Body coloration is important to organisms for a wide range of reasons including mate attraction, camouflage and thermoregulation. Short term changes in body coloration in frogs have been reported for a number of species and may be quite common. However, this phenomenon is widely under-reported, especially from the tropics. Here, I report color changing ability in Urich’s robber frog (P. urichi, Craugastoridae) from the islands of Trinidad and Tobago.
At 2000 h on 4 August 2012, numerous calling males were found on the north slope of Cerro del Aripo in Trinidad. Males were calling on low vegetation less than 0.5 m off the ground. All calling males were light pink in color except for the supratympanic fold which remained dark.
Five of these males were collected from the field as vouchers and placed individually in plastic bags. The following morning (approximately twelve hours later) all five individuals had dramatically changed color to a deep brown with various lighter stripes and/or blotches.
At 2400 h on 23 January 2013, another calling male was found west of Englishman’s Bay in Tobago. This male was calling approximately 1 m off the ground inside a rolled up dead Heliconia leaf. Similar to the observations from Trinidad, this male was a light beige or pink color while calling, though unlike in the Trinidad specimens, the supratympanic fold was not darkly colored.
This male was collected as a voucher and approximately nine hours later it had also changed to an overall deep brown color.
These observations suggest that Pristimantis urichi is capable of substantial color change over relatively short time periods. Other workers have reported on the highly variable coloration of this frog and the individual color plasticity reported here likely contributes to these earlier observations. Further studies on the behavioral use and mechanisms behind this color changing ability would be useful!

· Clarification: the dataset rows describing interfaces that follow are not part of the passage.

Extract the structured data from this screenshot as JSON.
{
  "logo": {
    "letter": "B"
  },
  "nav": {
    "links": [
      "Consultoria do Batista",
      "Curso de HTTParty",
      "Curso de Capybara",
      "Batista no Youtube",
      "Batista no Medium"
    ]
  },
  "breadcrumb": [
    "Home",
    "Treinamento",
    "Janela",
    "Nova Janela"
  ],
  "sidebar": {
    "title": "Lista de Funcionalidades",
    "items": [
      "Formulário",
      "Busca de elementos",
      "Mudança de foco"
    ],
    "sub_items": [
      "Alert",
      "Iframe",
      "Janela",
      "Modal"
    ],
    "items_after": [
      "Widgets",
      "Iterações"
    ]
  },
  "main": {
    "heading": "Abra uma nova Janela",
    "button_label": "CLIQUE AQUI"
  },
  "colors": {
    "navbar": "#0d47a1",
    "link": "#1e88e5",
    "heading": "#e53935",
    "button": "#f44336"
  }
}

Note: Voucher specimens were deposited in the University of the West Indies Zoology Museum (UWIZM). I also acknowledge the Trinidad Department of Forestry and the Tobago House of Assembly, Department of Natural Resources and Environment for research and collection permits. Thanks to Adrian Hailey for help in the field and Mike G. Rutherford at UWIZM for data on specimens.
My colleagues and I have just published a paper describing a new rain forest frog in the genus Guibemantis from northern Madagascar.

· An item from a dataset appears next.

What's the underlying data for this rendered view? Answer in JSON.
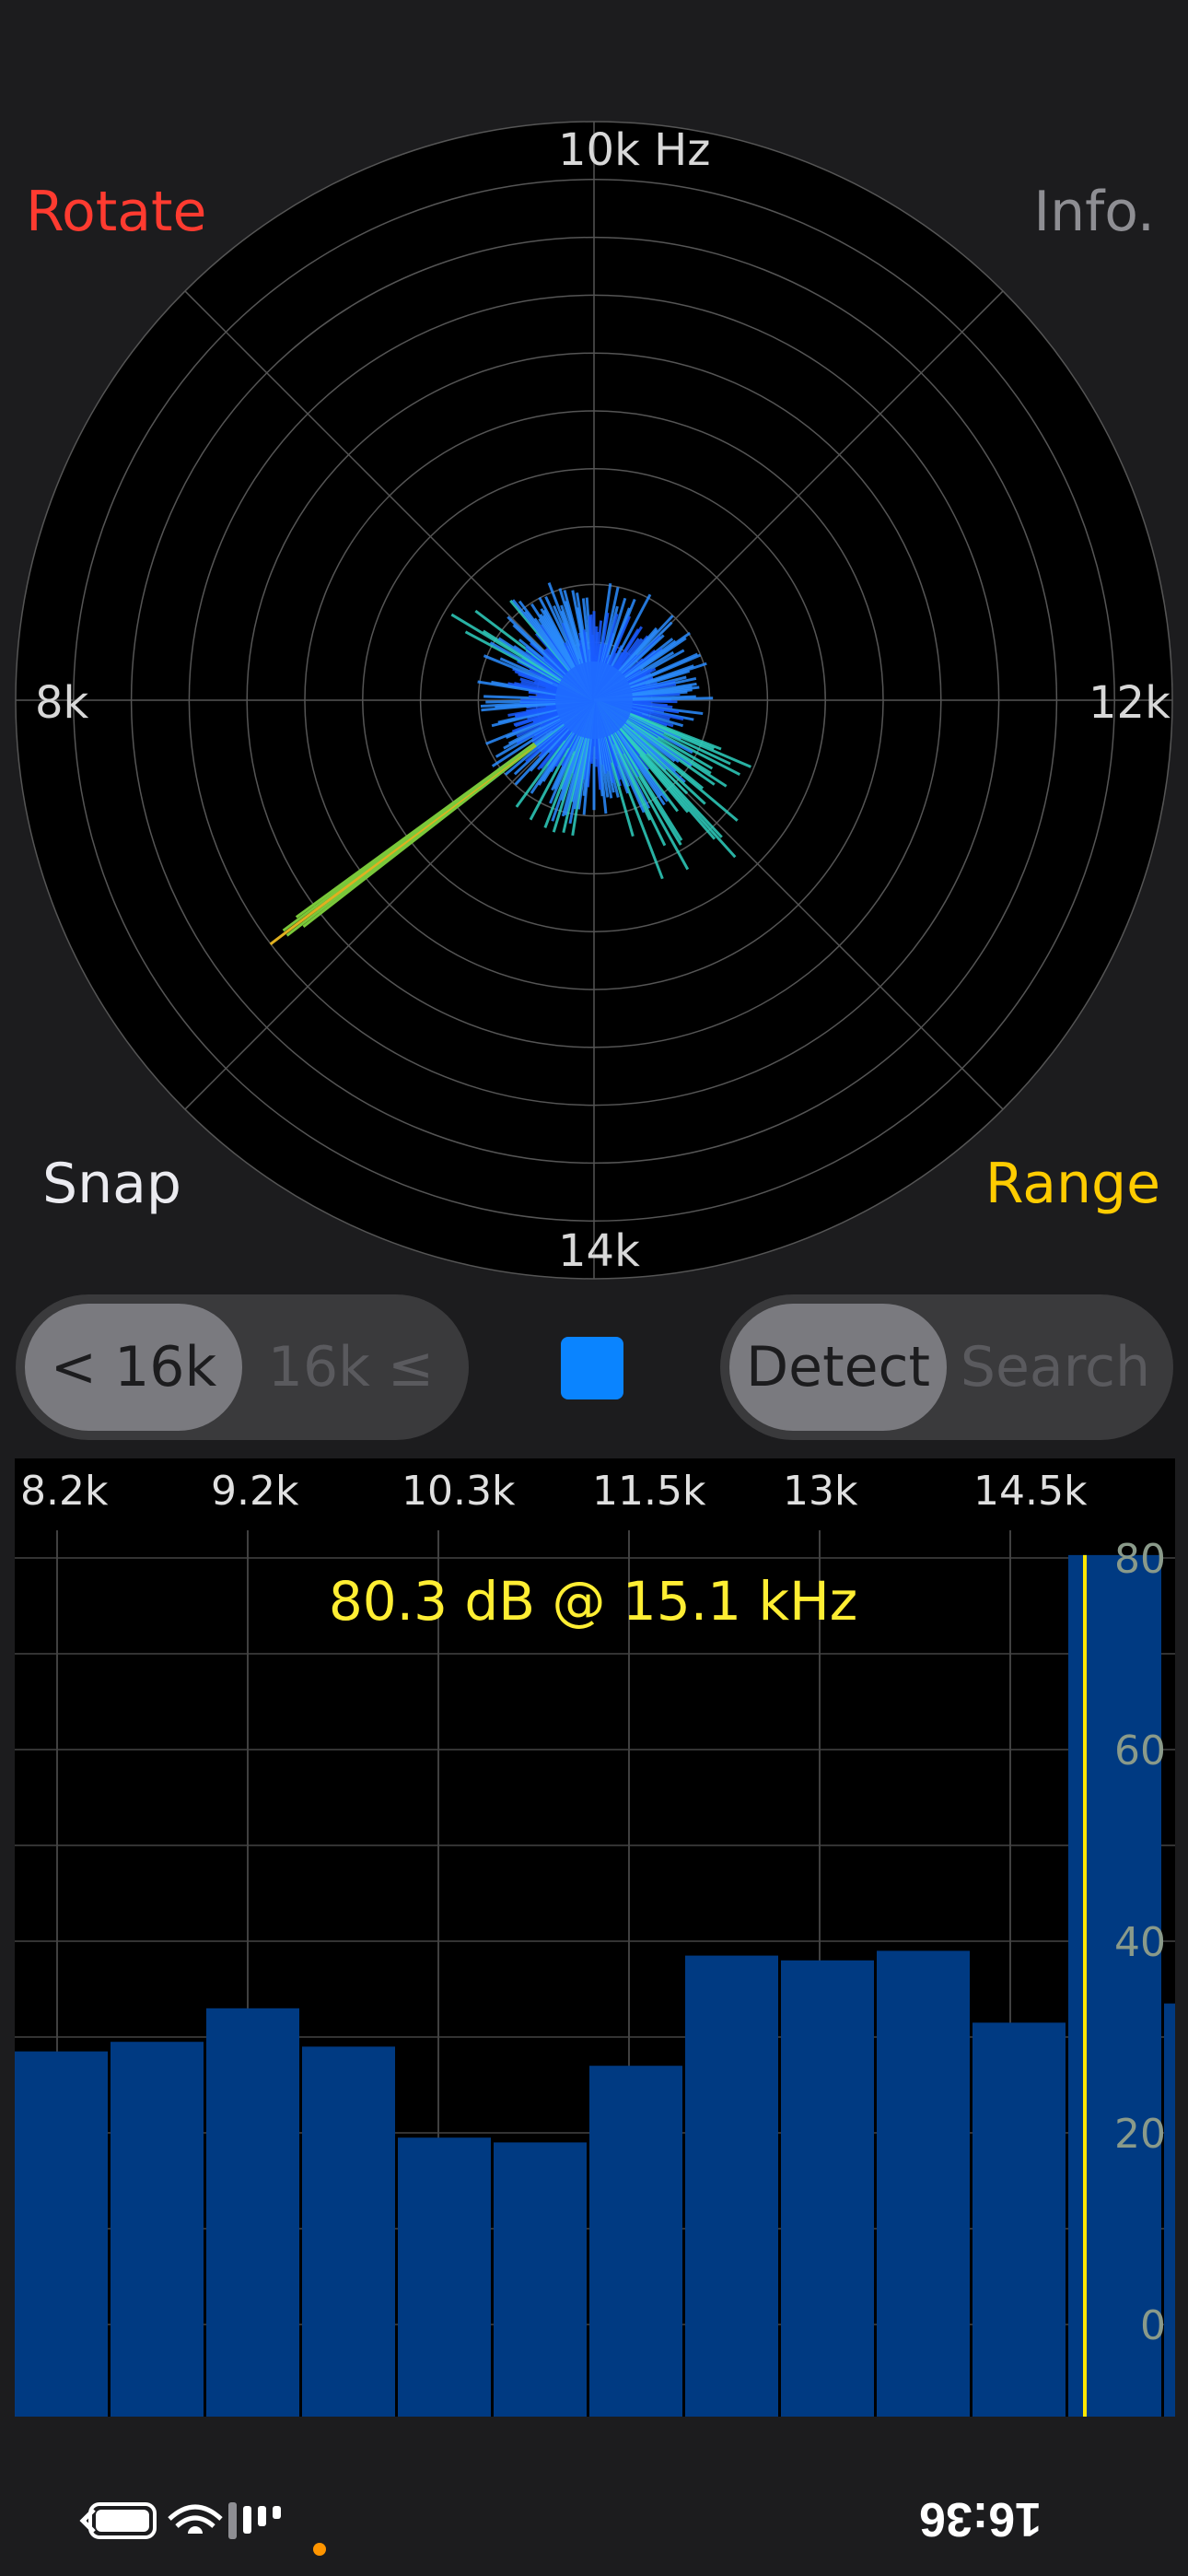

We named it Guibemantis milingilingy, the latter part of which means “in an uncomfortable position” in Malagasy. This refers to the difficulty of accessing the leaf axils of the Pandanus plants in which these frogs live in Marojejy National Park. Congrats all!
My students from “Natural History of the Vertebrates” and I set up our wildlife cameras again. This time, we put them out in the forest along the College of Wooster Golf Course, right in the middle of the town of Wooster, Ohio. In addition to cottontails, possums, raccoons, etc., we got lots of deer photos
one of a squirrel bringing leaves back to repair its nest
and (surprise) more than a few shots of coyotes. These photos were almost always taken in the dead of night when these clever carnivores are unlikely to be seen. Someone (or something) is always out shopping for dinner!
Recently, I got a few wildlife cameras for my “Natural History of the Vertebrates” class. We deployed them out at Fern Valley Field Station for about a month (January and February 2018). The great thing about these devices is that you can see up close and personal some of our wonderful wildlife that you might not ever otherwise see. Below are some of my favorite pictures:
Is this a red or a gray fox? I can’t tell for sure without color.
Several other photos were taken weeks earlier – I thought these guys were supposed to be true hibernators?
Always up to something, raccoons are common residents at Fern Valley.
No surprise here – white-tailed deer out for a late night snack.
On the Caribbean island of Tobago, there is an odd snake. Many snakes are well camouflaged to blend in their environments, to surprise a tasty meal and to avoid their own predators. Other snakes are brightly colored to advertise their dangerousness to predators (called aposematic coloration). Coral snakes are an excellent example of aposematic coloration, with conspicuously banded color patterns usually in some combination of red, black and white or yellow (and the deadly venom to back it up).
There are also a host of coral snake mimics that look like coral snakes but are not venomous or only mildly so. These mimics get protection for looking like what they are not. However, the snake on Tobago (Erythrolamprus ocellatus), is neither well camouflaged nor a good mimic of coral snakes. It is red with black blotches (not rings) and virtually no white coloration at all.
Now, Tobago does not have coral snakes (though neighboring Trinidad does) and we hypothesized that E. ocellatus was in the process of evolving away from being a coral snake mimic in their absence.
In summer 2014, Erin Hodson (’15) and I did a field experiment to test this idea. Erin (and her friends and family) laboriously made 480 clay replicas of E. ocellatus and the relevant coral snakes (see below). We then hauled them down to Trinidad and Tobago to set out and see what would attack them. Notable overweight baggage fees were incurred.
The paper describing the results of our work has recently appeared in the pages of the journal Evolutionary Biology. Feel free to look it up and see what we found!
Erin E. Hodson and Richard M. Lehtinen. 2017. Diverse Evidence for the Decline of an Adaptation in a Coral Snake Mimic. Evolutionary Biology 44: 401–410.